Epidemiologist Sherman James coined the term John Henryism to describe adverse health outcomes and disparities experienced by Black Americans due to racial oppression. James initially became interested in studying the possible correlation between adverse health outcomes and racial oppression in the 1970s.   During that time, he encountered a black man named John Henry Martin. His life paralleled John Henry’s in many ways, including sharing the same first and middle name. Martin was a farmer who battled racial oppression and inequities in the rural south of the U.S. during the 20th century. He was born into an impoverished family. His formal education ended after second grade when he began working to help support his family. Martin taught himself to read and write. By the time he was 40 years old, he owned 75 acres of land in North Carolina. Martin worked tirelessly to pay off his farm loan debt within 5 years. Though he accomplished his goal of owning property and paying off his farm loan; the stress significantly impacted his health. By the time he reached his 50’s he had suffered from high blood pressure, arthritis, and peptic ulcer disease. The peptic ulcer disease was so significant 40% of his stomach was surgically removed.

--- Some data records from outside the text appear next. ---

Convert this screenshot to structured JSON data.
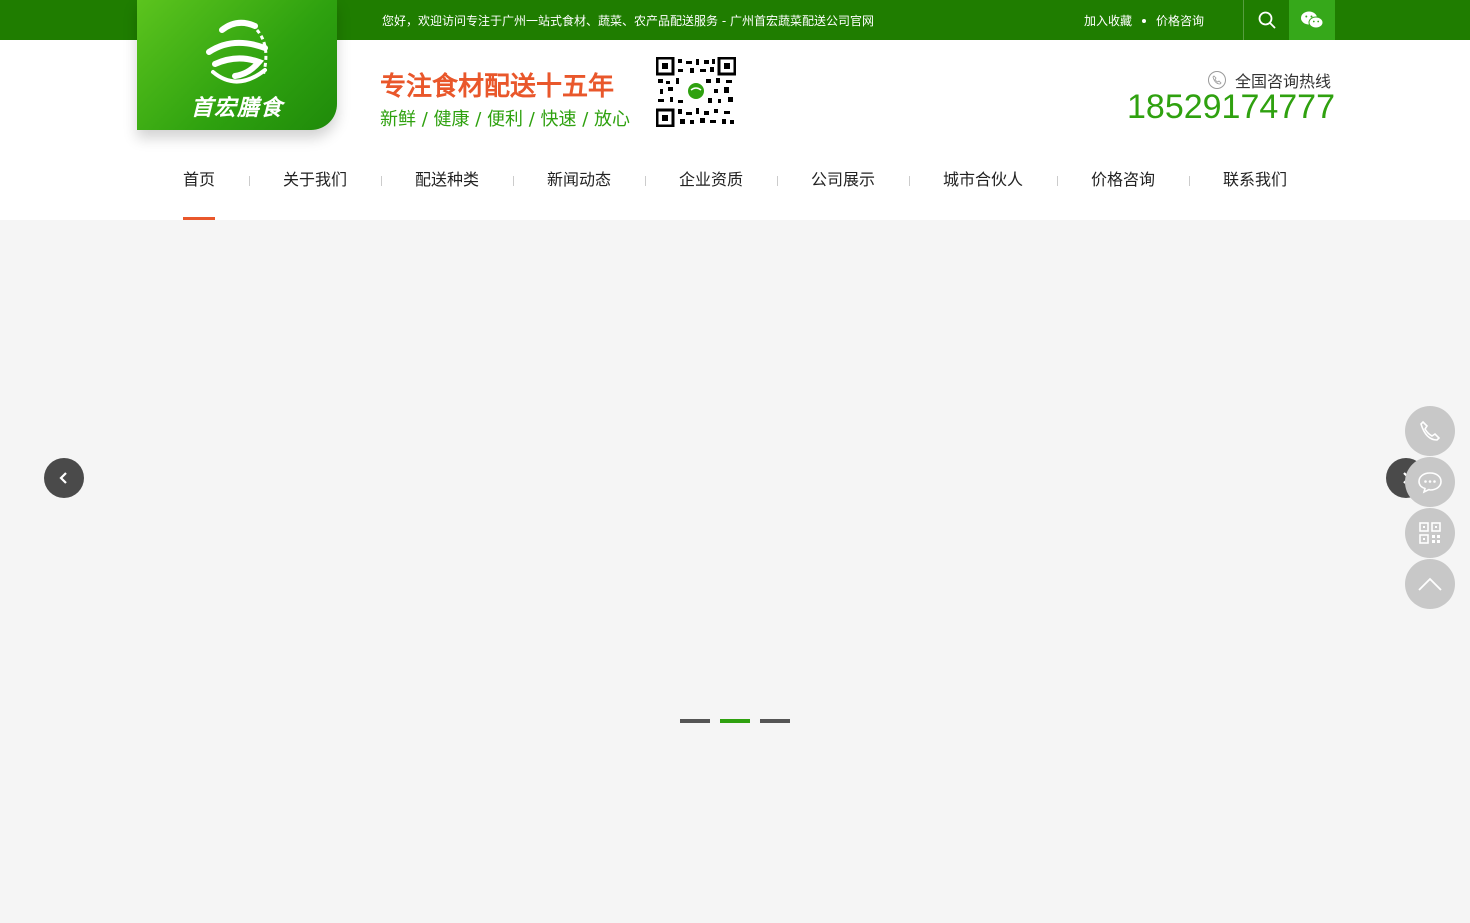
{
  "topbar": {
    "welcome": "您好，欢迎访问专注于广州一站式食材、蔬菜、农产品配送服务 - 广州首宏蔬菜配送公司官网",
    "favorite": "加入收藏",
    "price": "价格咨询",
    "search_icon": "search-icon",
    "wechat_icon": "wechat-icon"
  },
  "logo": {
    "text": "首宏膳食"
  },
  "slogan": {
    "main": "专注食材配送十五年",
    "sub": "新鲜 / 健康 / 便利 / 快速 / 放心"
  },
  "hotline": {
    "label": "全国咨询热线",
    "number": "18529174777"
  },
  "nav": {
    "items": [
      "首页",
      "关于我们",
      "配送种类",
      "新闻动态",
      "企业资质",
      "公司展示",
      "城市合伙人",
      "价格咨询",
      "联系我们"
    ],
    "active_index": 0
  },
  "banner": {
    "slide_count": 3,
    "active_slide": 2
  },
  "side_tools": [
    "phone-icon",
    "chat-icon",
    "qrcode-icon",
    "back-to-top-icon"
  ],
  "colors": {
    "brand_green": "#1f7d00",
    "accent_green": "#2fa10f",
    "accent_orange": "#e9572b"
  }
}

Continue reading “The John Henryism Effect: Exploring How Racial Oppression Creates Adverse Health Outcomes”